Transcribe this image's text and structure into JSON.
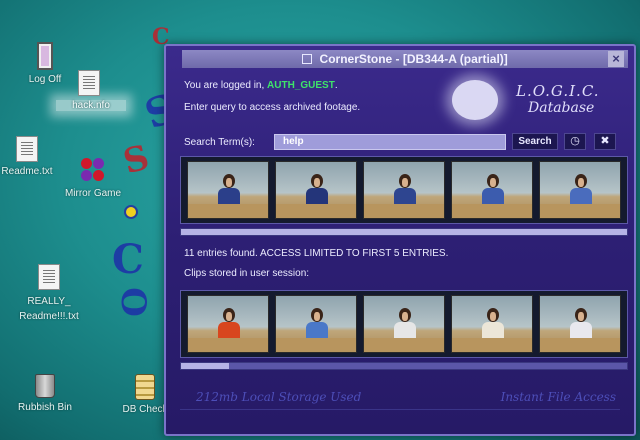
{
  "desktop": {
    "icons": [
      {
        "label": "Log Off",
        "icon": "door-icon"
      },
      {
        "label": "hack.nfo",
        "icon": "text-file-icon"
      },
      {
        "label": "Readme.txt",
        "icon": "text-file-icon"
      },
      {
        "label": "Mirror Game",
        "icon": "mirror-game-icon"
      },
      {
        "label": "REALLY_\nReadme!!!.txt",
        "icon": "text-file-icon"
      },
      {
        "label": "Rubbish Bin",
        "icon": "trash-icon"
      },
      {
        "label": "DB Check",
        "icon": "database-icon"
      }
    ]
  },
  "window": {
    "title": "CornerStone - [DB344-A (partial)]",
    "logged_in_prefix": "You are logged in, ",
    "username": "AUTH_GUEST",
    "logged_in_suffix": ".",
    "instructions": "Enter query to access archived footage.",
    "logo_line1": "L.O.G.I.C.",
    "logo_line2": "Database",
    "search_label": "Search Term(s):",
    "search_value": "help",
    "search_button": "Search",
    "results_message": "11 entries found. ACCESS LIMITED TO FIRST 5 ENTRIES.",
    "clips_label": "Clips stored in user session:",
    "footer_left": "212mb Local Storage Used",
    "footer_right": "Instant File Access"
  },
  "results": [
    {
      "name": "result-clip-1",
      "shirt": "#2b3f8a"
    },
    {
      "name": "result-clip-2",
      "shirt": "#24357a"
    },
    {
      "name": "result-clip-3",
      "shirt": "#2e4590"
    },
    {
      "name": "result-clip-4",
      "shirt": "#3c5cae"
    },
    {
      "name": "result-clip-5",
      "shirt": "#4a6cbd"
    }
  ],
  "stored_clips": [
    {
      "name": "stored-clip-1",
      "shirt": "#d8461e"
    },
    {
      "name": "stored-clip-2",
      "shirt": "#4a78c8"
    },
    {
      "name": "stored-clip-3",
      "shirt": "#e6e6e6"
    },
    {
      "name": "stored-clip-4",
      "shirt": "#ece6d8"
    },
    {
      "name": "stored-clip-5",
      "shirt": "#e8e8ee"
    }
  ],
  "colors": {
    "username": "#3ee36a",
    "window_bg": "#2d1f74"
  }
}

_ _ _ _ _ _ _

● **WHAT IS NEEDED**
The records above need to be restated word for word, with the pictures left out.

● **ANSWER AREA**
Transcribe this image's text and structure into JSON.
{
  "desktop": {
    "icons": [
      {
        "label": "Log Off",
        "icon": "door-icon"
      },
      {
        "label": "hack.nfo",
        "icon": "text-file-icon"
      },
      {
        "label": "Readme.txt",
        "icon": "text-file-icon"
      },
      {
        "label": "Mirror Game",
        "icon": "mirror-game-icon"
      },
      {
        "label": "REALLY_\nReadme!!!.txt",
        "icon": "text-file-icon"
      },
      {
        "label": "Rubbish Bin",
        "icon": "trash-icon"
      },
      {
        "label": "DB Check",
        "icon": "database-icon"
      }
    ]
  },
  "window": {
    "title": "CornerStone - [DB344-A (partial)]",
    "logged_in_prefix": "You are logged in, ",
    "username": "AUTH_GUEST",
    "logged_in_suffix": ".",
    "instructions": "Enter query to access archived footage.",
    "logo_line1": "L.O.G.I.C.",
    "logo_line2": "Database",
    "search_label": "Search Term(s):",
    "search_value": "help",
    "search_button": "Search",
    "results_message": "11 entries found. ACCESS LIMITED TO FIRST 5 ENTRIES.",
    "clips_label": "Clips stored in user session:",
    "footer_left": "212mb Local Storage Used",
    "footer_right": "Instant File Access"
  },
  "results": [
    {
      "name": "result-clip-1",
      "shirt": "#2b3f8a"
    },
    {
      "name": "result-clip-2",
      "shirt": "#24357a"
    },
    {
      "name": "result-clip-3",
      "shirt": "#2e4590"
    },
    {
      "name": "result-clip-4",
      "shirt": "#3c5cae"
    },
    {
      "name": "result-clip-5",
      "shirt": "#4a6cbd"
    }
  ],
  "stored_clips": [
    {
      "name": "stored-clip-1",
      "shirt": "#d8461e"
    },
    {
      "name": "stored-clip-2",
      "shirt": "#4a78c8"
    },
    {
      "name": "stored-clip-3",
      "shirt": "#e6e6e6"
    },
    {
      "name": "stored-clip-4",
      "shirt": "#ece6d8"
    },
    {
      "name": "stored-clip-5",
      "shirt": "#e8e8ee"
    }
  ],
  "colors": {
    "username": "#3ee36a",
    "window_bg": "#2d1f74"
  }
}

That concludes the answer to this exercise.